Sudha Pai and Sajjan Kumar have authored a book called “Maya, Modi, Azad: Dalit Politics in the Time of Hindutva.” In this book, they provide a perceptive and thought-provoking examination of the interplay between Maya, Modi, and Azad in the realm of Dalit politics. Their analysis holds great importance in comprehending not only the dynamics of Dalit politics but also the broader democratic landscape of India, especially as we approach the highly contentious general election of 2024.
About the book
‘The book has added immensely to our understanding of the political churning in India’ – Swapan Dasgupta, Former MP Rajya Sabha and Author of Awakening Bharat Mata
‘A richly researched and insightful work. This investigates the place of Dalits in Indian politics at a time when it is dominated by Hindutva nationalism’ – Shashi Tharoor, Lok Sabha MP representing the Thiruvananthapuram constituency
‘This will benefit all those interested in knowing the inherent contradictions, compromises and complexities in Dalit sociology-political movements in contemporary India’ – Sudheendra Kulkarni, Indian Politician and Columnist

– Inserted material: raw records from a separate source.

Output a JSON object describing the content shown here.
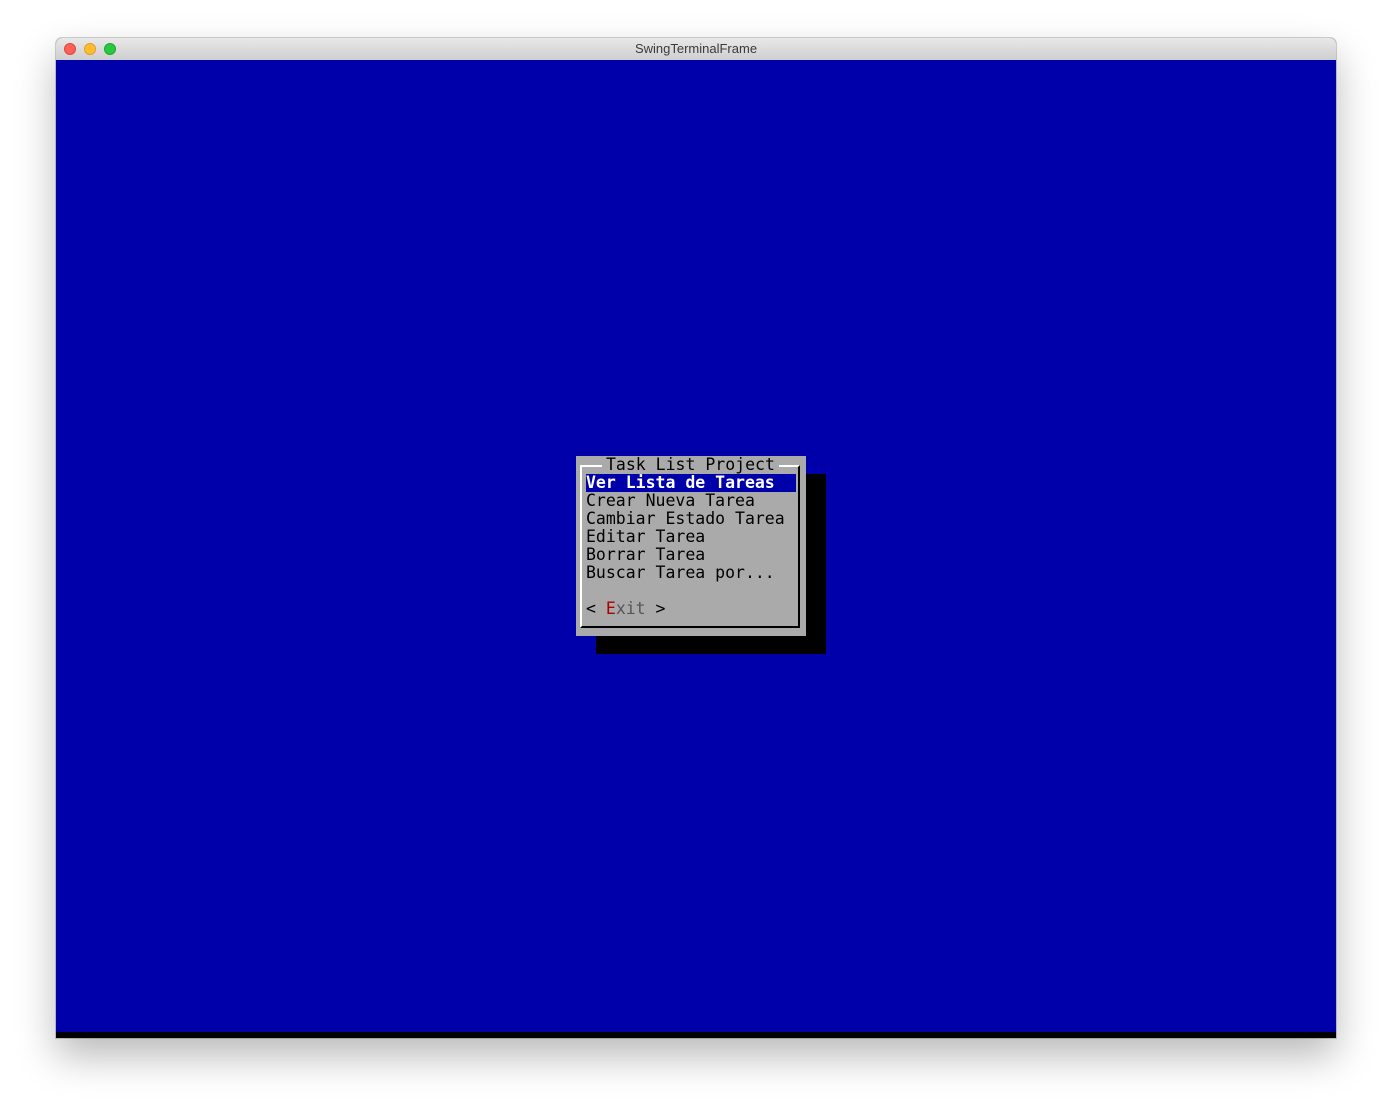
{
  "window": {
    "title": "SwingTerminalFrame"
  },
  "dialog": {
    "title": "Task List Project",
    "menu_items": [
      {
        "label": "Ver Lista de Tareas",
        "selected": true
      },
      {
        "label": "Crear Nueva Tarea",
        "selected": false
      },
      {
        "label": "Cambiar Estado Tarea",
        "selected": false
      },
      {
        "label": "Editar Tarea",
        "selected": false
      },
      {
        "label": "Borrar Tarea",
        "selected": false
      },
      {
        "label": "Buscar Tarea por...",
        "selected": false
      }
    ],
    "exit_button": {
      "left_bracket": "< ",
      "hotkey": "E",
      "rest": "xit",
      "right_bracket": " >"
    }
  },
  "colors": {
    "terminal_background": "#0000aa",
    "dialog_background": "#aaaaaa",
    "selected_background": "#0000aa",
    "selected_text": "#ffffff",
    "hotkey": "#aa0000",
    "shadow": "#000000"
  }
}
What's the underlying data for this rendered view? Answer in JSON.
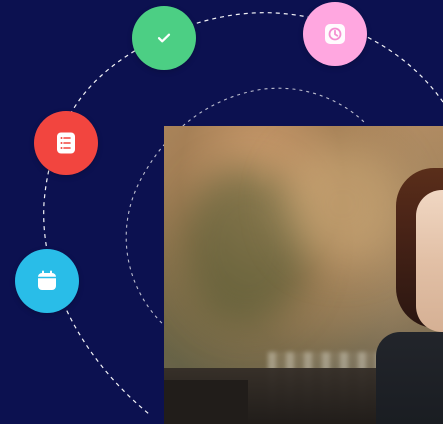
{
  "colors": {
    "background": "#0c1150",
    "check_circle": "#4ccf84",
    "clock_circle": "#ffa7e0",
    "list_circle": "#f2453f",
    "calendar_circle": "#29bde8",
    "orbit_line": "#ffffff"
  },
  "icons": [
    {
      "name": "check-icon"
    },
    {
      "name": "clock-icon"
    },
    {
      "name": "list-icon"
    },
    {
      "name": "calendar-icon"
    }
  ]
}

The Dalit political landscape in India offers a difficult analytical puzzle. The last decade has witnessed the decline of the Bahujan Samaj Party and identity politics, along with the shift of a section of Dalits towards the Bharatiya Janata Party and its redefined disadvantaged Hindutva, as well as protests by new Dalit organizations against atrocities and right-wing hegemony. Dalit politics today is thus marked by two contrasting trends: of political protest against but also electoral preference for the right wing.
The story of how the Dalit discourse has responded to the changing socio-political context unfolds against this backdrop. Maya, Modi, Azad maps these shifts with a particular focus on Uttar Pradesh. It is the state where Mayawati, who sought to create a new ‘umbrella party’ with a Dalit core, and later, Narendra Modi, who attracted a section of Dalits into the saffron fold, have shaped Dalit politics over the last two decades. It is also where a new Dalit leader, Chandrashekhar Azad, is challenging both Hindutva hegemony and the BSP, and is attempting to revive the Dalit movement.